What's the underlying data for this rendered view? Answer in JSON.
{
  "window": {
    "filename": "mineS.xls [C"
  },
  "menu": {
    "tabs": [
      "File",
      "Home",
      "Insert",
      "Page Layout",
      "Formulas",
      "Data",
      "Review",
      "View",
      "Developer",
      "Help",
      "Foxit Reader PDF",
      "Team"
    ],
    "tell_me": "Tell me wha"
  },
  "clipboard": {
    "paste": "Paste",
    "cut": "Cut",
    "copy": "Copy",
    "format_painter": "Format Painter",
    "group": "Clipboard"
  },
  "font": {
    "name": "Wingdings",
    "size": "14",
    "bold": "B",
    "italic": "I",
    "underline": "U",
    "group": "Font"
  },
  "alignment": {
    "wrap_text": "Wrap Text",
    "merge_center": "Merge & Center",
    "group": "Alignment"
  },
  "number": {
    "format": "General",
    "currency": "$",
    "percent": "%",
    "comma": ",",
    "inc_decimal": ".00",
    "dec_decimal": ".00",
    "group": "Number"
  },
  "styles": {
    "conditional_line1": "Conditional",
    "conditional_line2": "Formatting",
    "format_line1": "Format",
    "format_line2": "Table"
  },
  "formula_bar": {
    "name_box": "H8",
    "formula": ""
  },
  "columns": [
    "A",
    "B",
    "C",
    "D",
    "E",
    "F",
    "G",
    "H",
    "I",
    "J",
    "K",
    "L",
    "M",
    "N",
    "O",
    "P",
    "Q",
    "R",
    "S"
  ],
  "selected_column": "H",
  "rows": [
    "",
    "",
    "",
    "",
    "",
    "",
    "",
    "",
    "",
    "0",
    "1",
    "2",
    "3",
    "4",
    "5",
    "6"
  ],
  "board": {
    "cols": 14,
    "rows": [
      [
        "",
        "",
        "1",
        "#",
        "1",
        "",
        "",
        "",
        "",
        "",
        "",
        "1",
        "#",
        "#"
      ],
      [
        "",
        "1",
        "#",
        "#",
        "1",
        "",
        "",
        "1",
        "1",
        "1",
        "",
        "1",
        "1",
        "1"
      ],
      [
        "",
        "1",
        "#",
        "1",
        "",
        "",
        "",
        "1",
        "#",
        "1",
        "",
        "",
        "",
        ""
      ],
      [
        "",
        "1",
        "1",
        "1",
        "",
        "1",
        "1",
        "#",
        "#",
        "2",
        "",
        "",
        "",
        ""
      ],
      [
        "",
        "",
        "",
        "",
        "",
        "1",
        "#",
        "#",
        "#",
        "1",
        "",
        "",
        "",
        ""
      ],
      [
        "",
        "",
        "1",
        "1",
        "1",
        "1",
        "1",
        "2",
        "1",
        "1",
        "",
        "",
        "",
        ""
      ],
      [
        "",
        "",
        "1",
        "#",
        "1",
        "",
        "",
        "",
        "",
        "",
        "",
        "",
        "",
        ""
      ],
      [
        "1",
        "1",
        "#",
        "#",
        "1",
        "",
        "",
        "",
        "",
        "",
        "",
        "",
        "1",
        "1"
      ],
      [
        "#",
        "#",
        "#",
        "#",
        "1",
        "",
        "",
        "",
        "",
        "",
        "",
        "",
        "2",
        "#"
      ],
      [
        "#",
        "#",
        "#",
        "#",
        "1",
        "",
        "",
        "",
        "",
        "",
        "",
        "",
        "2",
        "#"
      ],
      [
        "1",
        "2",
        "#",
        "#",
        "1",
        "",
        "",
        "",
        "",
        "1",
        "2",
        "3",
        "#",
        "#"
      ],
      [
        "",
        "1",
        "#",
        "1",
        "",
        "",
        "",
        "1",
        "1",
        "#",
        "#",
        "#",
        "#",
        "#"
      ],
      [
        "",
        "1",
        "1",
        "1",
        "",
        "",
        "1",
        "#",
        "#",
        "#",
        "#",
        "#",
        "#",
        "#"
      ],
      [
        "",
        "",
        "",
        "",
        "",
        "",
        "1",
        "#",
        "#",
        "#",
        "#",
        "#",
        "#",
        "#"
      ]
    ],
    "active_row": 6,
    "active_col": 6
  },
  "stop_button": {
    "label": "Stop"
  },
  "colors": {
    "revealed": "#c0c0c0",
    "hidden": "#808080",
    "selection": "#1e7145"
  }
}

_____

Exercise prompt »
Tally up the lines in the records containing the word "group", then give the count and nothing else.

Output below »
4